2. Our aldermanic leaders typically ignore existing regulations
The parcel being considered for this development is listed as a Specialty Mixed Use area under the City’s own Strategic Landuse Plan. A SMUA “ is intended [for] a unique mix of uses [to] be preserved and developed”. In short, not a drive-through, single-use drugstore. Blithely ignoring established planning renders it irrelevant. If exceptions are given to demolish a unique building for the most bland and trite building man can construct, why does a plan exist?
3. Power lies with those least competent at effectively regulating development
While City of St. Louis Mayor Francis Slay used his position to issue a litmus test that demolition of a “distinctive element of our built environment” is only justified by replacement “by a new good at least its equal”, Alderman Kennedy set his sights much lower. He assured the committee that his neighborhood review group “will push for a more urban-friendly design, similar to the negotiations that led a nearby Walgreens to improve its building design”. Yet, when Robert Antrim, Vice President with the developer, was questioned about reusing the existing building he stated CVS has "a prototype building that they like to build." Since CVS has already relocated their proposal once it is probable that they will build the standard box and unlikely that Alderman Kennedy will demand anything more than a sidewalk or fence.
4. City of St. Louis zoning is not the problem
Even if we are to ignore the Strategic Landuse Plan that the city adopted in 2005, the existing zoning is very favorable. It is legally possible to build the drugstore without demolishing the AAA building. The developer wishes to build a 13,000sf CVS with a small detached outbuilding to house the AAA offices. Based on the zoning code:
"Retail stores within floor area of more than 3,000 square feet shall provide parking space sufficient to accommodate one motor car for each 700 square feet of floor area in excess of 3,000 square feet which is actually used for the selling of merchandise." (§26.40.040.A ) For 12,000 sf of retail space (assuming 1,000sf for bathrooms, stockroom, and offices) zoning would require only 13 parking spaces. In addition, §26.40.040.H requires only a single 10’x25’ loading space.

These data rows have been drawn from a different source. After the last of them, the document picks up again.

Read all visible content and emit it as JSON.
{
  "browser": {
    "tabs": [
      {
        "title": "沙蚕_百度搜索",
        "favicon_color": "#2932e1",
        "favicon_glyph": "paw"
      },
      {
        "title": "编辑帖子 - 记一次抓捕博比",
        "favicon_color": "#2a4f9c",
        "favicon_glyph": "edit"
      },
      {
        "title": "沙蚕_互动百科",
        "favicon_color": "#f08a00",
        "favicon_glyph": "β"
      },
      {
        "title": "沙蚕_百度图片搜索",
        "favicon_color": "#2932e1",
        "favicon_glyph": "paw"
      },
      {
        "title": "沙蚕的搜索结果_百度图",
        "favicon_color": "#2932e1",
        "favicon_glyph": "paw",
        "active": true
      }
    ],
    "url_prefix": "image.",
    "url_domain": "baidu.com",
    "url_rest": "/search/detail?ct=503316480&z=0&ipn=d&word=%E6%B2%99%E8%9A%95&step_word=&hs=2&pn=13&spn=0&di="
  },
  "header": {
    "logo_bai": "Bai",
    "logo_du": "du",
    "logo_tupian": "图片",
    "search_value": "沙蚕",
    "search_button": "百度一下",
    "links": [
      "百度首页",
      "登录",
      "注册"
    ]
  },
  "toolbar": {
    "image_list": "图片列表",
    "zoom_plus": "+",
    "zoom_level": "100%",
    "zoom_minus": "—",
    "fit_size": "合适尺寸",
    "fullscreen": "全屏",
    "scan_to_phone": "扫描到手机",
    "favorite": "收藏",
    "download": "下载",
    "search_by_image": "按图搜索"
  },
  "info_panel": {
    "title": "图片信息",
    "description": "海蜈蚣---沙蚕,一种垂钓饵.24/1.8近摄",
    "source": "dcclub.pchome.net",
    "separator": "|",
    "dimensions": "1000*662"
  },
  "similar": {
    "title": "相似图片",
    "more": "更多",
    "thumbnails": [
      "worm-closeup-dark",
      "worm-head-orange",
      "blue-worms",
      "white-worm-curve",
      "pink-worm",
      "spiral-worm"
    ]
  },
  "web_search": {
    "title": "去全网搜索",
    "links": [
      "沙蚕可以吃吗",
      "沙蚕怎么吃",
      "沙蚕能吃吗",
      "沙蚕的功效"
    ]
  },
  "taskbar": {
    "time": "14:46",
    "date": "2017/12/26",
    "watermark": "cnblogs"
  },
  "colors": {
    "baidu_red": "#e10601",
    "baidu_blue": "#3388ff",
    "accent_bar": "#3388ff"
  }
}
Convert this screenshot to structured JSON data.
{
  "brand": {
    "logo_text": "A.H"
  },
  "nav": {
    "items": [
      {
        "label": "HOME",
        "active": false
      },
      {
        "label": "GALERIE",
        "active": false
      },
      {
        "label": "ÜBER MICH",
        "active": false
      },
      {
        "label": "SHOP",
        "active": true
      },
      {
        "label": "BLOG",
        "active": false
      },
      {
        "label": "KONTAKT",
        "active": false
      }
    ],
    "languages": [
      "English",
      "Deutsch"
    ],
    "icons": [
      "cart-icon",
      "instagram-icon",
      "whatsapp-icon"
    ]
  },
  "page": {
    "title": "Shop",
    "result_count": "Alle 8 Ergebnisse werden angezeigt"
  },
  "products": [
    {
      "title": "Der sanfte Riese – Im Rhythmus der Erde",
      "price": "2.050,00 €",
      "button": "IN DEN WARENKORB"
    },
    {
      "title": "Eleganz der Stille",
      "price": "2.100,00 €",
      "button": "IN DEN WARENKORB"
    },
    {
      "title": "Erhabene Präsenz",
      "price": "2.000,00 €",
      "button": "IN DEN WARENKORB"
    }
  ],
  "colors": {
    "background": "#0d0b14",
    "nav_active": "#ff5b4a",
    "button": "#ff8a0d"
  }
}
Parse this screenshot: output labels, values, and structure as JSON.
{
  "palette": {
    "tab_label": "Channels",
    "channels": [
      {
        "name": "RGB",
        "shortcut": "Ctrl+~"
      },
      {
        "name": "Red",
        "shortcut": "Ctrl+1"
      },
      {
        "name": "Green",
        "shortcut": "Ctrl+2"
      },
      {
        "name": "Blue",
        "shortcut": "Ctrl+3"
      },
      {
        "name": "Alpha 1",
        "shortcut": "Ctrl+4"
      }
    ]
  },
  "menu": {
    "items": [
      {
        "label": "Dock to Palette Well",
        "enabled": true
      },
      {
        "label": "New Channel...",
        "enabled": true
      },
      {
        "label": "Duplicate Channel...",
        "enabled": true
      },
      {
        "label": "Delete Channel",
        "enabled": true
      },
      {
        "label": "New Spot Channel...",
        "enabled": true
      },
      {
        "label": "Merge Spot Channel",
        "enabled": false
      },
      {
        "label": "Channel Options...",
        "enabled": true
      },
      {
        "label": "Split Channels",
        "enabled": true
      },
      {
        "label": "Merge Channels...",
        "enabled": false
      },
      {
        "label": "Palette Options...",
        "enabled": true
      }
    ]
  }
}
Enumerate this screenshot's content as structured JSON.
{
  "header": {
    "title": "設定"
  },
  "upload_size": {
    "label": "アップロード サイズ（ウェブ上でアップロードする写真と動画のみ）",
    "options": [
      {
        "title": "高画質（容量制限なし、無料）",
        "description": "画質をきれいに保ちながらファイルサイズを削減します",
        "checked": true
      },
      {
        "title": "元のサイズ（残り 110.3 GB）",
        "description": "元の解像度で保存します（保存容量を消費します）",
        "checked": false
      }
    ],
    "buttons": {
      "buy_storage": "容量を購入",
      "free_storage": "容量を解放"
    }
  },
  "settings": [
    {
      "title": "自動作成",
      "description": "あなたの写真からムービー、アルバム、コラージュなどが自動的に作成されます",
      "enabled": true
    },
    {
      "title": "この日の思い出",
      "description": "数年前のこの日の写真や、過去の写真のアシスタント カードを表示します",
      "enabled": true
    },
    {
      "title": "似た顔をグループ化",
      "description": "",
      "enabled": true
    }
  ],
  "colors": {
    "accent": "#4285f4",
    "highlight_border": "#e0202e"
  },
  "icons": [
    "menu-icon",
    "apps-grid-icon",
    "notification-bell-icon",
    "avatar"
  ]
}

There is enough space on the existing 48,000sf site (which includes the 40-space parking lot and 10-bay Enterprise Rent-A-Car garage) to build the desired CVS without touching the AAA building. A 13,000sf store on that site would yield a Floor Area Ratio of 0.3 which is still extremely low given that Lindell is a significant transit corridor.
5. A myopic ward focus creates shortsighted decisions that will quickly backfire
CVS’s interest in the Lindell site stems from a strategy to put Walgreen’s out of business. Once they accomplish that the neighborhood will be left with a vacant 16,000sf former Walgreen’s store. If the resulting profits do not meet CVS’s projections they will then close their new 13,000sf store leaving two vacant properties. The net result of the ongoing wars between CVS, Walgreens and RiteAid throughout the country has been a glut of poorly-built, badly designed, and difficult to repurpose stores. In some areas there are vacant drug stores on three out of four corners.
If you want to take a look at what the City of St. Louis's historic urban corridor is becoming, check out the tour of placeless, souless St. Clair Shores, Michigan. They have it all – Walgreens, CVS and Rite-Aid:
*photo of AAA building and 4100 Lindell by Toby Weiss. Please visit her excellent B.E.L.T. blog!